Task instructions:
Go through the data and count each line that has the string "screenshot". Give that count alone.

Data for this task:
══════════

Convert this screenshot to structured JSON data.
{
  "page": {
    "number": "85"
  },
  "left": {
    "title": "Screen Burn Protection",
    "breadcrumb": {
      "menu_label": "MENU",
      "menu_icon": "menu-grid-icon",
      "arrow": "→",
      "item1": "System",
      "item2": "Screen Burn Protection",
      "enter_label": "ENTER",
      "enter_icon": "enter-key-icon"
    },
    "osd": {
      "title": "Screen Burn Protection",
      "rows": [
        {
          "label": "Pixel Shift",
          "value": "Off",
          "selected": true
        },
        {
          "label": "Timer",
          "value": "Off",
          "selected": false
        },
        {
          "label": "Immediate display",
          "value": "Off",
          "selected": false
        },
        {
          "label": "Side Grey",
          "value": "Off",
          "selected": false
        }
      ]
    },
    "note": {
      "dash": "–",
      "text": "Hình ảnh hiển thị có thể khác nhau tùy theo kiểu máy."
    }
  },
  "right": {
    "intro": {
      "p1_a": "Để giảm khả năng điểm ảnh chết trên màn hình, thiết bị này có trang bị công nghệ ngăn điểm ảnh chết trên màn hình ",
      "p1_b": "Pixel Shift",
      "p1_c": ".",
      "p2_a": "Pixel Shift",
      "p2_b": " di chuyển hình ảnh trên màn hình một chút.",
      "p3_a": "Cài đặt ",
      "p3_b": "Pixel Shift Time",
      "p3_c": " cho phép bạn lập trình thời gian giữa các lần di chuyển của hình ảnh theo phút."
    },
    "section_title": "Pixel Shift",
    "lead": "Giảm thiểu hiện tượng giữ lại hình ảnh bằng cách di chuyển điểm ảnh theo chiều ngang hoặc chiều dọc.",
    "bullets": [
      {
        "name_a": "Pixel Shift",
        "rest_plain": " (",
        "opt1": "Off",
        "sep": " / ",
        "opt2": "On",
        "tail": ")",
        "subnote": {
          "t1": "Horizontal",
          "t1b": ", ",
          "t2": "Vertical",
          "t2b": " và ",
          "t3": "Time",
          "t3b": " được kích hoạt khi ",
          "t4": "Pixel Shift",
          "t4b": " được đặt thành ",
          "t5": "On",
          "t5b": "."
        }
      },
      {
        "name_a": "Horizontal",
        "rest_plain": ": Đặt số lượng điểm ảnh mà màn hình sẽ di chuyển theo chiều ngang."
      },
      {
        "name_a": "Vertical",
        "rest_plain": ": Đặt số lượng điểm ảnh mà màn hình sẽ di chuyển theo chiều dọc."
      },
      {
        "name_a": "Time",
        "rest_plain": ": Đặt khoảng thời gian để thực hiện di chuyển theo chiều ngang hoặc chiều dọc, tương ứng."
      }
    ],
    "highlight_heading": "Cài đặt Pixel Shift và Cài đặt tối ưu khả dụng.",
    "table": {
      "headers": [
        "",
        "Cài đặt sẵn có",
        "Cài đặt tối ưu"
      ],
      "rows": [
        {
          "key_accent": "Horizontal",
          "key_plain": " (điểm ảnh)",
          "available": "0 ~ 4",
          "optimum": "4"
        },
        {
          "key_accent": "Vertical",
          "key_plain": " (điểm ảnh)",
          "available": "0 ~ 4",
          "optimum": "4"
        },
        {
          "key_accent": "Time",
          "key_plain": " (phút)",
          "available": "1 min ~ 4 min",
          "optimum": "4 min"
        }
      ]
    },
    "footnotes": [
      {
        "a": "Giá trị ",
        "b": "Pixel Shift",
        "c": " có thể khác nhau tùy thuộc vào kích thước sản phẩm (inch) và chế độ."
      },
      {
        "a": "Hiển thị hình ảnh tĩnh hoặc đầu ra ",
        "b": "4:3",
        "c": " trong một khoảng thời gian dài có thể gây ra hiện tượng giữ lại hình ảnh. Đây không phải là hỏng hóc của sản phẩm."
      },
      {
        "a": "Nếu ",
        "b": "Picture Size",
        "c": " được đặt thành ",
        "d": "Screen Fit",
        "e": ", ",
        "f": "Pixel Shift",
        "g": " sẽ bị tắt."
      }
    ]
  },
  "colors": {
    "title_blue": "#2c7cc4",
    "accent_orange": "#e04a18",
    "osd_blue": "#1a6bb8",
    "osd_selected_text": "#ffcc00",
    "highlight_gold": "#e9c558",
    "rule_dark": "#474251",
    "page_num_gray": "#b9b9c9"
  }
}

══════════

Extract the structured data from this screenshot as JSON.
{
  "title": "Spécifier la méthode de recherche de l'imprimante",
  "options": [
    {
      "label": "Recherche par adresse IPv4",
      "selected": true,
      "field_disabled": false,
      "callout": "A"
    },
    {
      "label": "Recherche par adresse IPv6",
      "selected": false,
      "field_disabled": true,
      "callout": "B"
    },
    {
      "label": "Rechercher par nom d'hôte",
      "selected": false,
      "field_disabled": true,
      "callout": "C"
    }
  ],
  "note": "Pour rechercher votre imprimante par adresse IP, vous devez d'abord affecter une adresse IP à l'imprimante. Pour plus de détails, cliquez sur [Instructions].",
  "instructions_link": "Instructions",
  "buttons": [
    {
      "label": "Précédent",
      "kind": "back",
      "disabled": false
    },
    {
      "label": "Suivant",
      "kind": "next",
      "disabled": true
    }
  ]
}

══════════

Solution to this problem:
2